Segment Start: DATA FOR PROCESSING
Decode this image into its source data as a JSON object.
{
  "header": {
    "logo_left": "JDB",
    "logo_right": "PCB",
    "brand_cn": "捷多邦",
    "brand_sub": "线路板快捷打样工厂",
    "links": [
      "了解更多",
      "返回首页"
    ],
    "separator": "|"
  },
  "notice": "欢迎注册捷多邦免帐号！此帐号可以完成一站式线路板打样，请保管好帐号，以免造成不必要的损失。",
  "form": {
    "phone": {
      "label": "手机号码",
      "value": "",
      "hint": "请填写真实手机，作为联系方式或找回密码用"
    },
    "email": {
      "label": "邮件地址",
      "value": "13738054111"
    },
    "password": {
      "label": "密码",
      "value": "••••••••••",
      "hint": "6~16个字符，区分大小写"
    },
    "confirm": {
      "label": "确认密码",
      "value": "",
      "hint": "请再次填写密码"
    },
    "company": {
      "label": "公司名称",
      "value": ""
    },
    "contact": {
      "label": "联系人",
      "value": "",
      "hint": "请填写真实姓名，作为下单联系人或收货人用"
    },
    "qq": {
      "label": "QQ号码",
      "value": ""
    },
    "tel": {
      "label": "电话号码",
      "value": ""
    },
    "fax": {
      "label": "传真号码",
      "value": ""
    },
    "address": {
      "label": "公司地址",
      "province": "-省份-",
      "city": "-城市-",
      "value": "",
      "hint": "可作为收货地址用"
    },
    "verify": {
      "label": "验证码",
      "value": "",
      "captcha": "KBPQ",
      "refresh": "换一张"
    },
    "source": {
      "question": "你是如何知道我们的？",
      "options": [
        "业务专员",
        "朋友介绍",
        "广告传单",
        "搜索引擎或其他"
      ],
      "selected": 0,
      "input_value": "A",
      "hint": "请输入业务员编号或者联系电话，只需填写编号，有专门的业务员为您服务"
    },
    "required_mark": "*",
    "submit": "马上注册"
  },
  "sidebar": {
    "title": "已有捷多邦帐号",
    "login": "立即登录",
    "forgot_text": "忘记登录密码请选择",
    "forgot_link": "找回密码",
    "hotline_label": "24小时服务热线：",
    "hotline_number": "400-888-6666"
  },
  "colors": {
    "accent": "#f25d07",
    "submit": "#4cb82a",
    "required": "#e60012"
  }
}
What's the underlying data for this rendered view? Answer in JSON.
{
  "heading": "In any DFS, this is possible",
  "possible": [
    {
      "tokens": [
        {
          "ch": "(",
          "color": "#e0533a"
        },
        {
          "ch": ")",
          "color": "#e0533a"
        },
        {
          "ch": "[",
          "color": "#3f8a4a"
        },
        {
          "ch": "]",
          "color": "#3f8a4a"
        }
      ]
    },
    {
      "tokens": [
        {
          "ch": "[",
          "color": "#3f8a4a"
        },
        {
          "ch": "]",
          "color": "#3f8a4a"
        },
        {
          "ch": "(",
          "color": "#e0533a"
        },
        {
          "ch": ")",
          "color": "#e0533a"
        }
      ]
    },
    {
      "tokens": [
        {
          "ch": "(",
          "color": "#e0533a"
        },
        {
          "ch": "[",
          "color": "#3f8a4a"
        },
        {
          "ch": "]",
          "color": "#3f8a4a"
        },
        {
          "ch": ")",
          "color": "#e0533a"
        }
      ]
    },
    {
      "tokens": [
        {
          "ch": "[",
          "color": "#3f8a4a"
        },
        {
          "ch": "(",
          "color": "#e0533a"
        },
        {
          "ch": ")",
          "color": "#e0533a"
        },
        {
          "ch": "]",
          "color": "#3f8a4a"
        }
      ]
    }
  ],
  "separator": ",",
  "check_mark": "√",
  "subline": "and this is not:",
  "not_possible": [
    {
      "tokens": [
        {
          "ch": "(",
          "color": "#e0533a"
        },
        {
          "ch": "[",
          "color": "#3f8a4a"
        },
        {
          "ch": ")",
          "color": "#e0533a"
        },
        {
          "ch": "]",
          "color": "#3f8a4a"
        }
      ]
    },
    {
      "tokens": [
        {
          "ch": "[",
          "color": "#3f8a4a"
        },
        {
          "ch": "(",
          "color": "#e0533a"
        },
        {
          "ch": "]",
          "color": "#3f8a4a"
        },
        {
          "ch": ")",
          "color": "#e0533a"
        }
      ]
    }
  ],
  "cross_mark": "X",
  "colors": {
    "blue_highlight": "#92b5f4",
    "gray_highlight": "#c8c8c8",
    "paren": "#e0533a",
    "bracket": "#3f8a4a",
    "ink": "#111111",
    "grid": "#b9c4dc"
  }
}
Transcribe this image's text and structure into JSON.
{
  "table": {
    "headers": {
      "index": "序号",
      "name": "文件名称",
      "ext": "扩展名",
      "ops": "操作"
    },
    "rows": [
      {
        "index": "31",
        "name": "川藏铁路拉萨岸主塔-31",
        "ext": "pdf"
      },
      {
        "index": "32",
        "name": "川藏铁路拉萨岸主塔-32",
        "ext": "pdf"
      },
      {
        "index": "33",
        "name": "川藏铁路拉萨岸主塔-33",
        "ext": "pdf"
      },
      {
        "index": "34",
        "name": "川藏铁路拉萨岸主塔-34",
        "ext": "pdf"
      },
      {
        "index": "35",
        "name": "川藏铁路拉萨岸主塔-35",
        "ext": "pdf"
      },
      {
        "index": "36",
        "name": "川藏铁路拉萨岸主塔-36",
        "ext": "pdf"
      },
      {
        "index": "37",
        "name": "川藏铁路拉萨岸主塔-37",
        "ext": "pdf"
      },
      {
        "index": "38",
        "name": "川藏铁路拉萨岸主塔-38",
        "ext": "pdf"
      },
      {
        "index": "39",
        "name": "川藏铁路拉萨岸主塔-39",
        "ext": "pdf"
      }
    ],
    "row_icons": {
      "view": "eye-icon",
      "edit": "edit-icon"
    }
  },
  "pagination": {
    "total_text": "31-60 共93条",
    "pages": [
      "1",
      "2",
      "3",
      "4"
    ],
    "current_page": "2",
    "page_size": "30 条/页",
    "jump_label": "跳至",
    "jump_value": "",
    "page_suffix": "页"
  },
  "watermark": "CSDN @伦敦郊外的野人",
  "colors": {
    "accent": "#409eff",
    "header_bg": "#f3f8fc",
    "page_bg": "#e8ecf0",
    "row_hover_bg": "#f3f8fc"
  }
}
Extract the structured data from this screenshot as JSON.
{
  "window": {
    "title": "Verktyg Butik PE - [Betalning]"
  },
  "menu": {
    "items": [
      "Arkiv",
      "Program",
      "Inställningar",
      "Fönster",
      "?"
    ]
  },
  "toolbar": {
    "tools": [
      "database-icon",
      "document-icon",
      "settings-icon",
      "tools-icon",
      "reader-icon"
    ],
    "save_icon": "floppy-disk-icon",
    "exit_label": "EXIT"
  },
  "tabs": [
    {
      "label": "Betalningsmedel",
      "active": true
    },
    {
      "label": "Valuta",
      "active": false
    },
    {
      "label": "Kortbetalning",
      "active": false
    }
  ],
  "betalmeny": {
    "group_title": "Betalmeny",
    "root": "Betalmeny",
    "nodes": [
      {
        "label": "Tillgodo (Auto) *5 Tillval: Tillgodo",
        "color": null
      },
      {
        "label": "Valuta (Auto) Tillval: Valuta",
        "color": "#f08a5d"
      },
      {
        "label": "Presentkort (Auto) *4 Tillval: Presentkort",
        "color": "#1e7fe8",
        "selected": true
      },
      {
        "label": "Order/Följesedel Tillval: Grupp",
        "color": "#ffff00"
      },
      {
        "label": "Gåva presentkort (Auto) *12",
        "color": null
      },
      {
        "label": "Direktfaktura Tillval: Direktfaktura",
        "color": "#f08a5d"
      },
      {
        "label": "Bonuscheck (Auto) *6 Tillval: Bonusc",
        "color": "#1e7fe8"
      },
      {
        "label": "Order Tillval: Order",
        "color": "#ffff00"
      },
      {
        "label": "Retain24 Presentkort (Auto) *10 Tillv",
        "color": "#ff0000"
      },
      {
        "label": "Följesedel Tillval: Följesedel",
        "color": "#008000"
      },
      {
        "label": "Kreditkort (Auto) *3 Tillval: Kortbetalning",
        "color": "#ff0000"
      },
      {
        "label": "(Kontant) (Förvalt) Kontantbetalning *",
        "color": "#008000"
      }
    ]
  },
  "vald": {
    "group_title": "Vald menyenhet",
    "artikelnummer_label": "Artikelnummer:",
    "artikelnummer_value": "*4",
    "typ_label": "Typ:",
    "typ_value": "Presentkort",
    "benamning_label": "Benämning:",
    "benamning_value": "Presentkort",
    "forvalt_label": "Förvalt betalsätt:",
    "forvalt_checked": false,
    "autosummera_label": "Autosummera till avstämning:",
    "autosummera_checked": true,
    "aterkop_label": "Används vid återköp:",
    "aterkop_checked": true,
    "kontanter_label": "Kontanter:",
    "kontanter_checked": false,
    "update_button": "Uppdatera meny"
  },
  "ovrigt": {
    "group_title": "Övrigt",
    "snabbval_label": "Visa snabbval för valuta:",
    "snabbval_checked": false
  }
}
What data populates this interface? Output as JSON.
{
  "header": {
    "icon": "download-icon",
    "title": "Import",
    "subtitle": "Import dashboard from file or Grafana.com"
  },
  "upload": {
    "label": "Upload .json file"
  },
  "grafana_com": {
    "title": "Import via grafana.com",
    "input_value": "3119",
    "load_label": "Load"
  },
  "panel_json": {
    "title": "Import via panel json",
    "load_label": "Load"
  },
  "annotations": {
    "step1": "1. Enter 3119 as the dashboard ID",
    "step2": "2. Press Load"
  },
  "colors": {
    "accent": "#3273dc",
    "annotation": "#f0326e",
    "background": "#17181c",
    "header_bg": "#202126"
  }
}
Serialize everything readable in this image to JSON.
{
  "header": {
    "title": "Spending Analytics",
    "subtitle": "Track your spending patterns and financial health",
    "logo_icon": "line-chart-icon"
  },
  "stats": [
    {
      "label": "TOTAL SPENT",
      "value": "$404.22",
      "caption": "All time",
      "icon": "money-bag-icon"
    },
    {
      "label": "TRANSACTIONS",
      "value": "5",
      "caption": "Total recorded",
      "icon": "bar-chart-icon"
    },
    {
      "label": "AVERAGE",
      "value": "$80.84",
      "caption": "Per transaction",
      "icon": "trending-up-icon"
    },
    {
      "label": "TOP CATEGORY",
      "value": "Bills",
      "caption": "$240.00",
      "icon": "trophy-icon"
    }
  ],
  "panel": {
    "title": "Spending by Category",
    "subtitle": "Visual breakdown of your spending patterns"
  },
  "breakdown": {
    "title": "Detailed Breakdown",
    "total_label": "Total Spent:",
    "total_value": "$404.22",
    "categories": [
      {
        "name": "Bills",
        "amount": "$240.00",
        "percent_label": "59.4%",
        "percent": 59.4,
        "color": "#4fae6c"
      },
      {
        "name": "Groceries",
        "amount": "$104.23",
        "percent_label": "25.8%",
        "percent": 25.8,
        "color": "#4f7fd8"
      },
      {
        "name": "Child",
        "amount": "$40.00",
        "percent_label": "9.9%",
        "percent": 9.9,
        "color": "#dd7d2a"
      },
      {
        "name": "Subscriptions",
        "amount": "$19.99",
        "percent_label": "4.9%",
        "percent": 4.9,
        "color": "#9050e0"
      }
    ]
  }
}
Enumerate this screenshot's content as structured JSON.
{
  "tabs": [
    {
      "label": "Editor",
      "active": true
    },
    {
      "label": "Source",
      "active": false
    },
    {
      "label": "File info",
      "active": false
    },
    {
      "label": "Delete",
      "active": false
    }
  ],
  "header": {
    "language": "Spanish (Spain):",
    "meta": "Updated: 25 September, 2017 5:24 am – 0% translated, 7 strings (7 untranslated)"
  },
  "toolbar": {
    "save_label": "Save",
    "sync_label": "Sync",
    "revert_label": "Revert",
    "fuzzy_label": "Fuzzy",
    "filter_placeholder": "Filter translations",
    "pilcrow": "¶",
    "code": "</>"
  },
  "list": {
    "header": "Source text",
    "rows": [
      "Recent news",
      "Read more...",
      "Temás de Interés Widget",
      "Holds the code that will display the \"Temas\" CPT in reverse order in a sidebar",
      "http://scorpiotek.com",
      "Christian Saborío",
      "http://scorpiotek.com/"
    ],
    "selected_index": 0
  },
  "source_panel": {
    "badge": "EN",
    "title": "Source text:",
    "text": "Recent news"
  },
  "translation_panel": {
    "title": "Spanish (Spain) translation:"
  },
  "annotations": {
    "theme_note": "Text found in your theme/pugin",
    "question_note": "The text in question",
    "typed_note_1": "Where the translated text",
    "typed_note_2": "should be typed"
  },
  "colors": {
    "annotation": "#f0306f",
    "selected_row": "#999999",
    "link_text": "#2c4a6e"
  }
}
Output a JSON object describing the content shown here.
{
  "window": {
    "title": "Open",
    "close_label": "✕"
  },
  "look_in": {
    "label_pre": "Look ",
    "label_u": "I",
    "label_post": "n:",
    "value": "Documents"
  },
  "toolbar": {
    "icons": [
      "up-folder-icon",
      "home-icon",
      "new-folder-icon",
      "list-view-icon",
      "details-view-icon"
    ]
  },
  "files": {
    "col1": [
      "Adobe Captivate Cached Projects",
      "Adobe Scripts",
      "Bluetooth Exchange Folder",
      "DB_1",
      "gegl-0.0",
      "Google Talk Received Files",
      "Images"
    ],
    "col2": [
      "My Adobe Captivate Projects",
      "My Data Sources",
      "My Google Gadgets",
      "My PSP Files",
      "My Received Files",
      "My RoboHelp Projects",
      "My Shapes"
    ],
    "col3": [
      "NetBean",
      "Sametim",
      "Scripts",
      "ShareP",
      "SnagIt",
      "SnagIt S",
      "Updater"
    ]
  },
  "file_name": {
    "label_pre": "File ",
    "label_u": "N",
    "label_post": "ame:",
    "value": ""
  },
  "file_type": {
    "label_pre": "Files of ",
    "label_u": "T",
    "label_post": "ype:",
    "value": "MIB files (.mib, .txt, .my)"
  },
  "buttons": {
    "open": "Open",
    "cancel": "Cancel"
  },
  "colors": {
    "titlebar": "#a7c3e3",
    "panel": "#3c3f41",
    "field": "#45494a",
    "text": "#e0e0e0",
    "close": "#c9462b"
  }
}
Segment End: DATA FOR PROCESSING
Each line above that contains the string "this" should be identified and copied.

Decode this image into its source data as a JSON object.
What's the underlying data for this rendered view? Answer in JSON.
  "heading": "In any DFS, this is possible",
  "subline": "and this is not:",
Transcribe this image's text and structure into JSON.
Extract the structured data from this screenshot as JSON.
What data populates this interface? Output as JSON.
Serialize everything readable in this image to JSON.
Enumerate this screenshot's content as structured JSON.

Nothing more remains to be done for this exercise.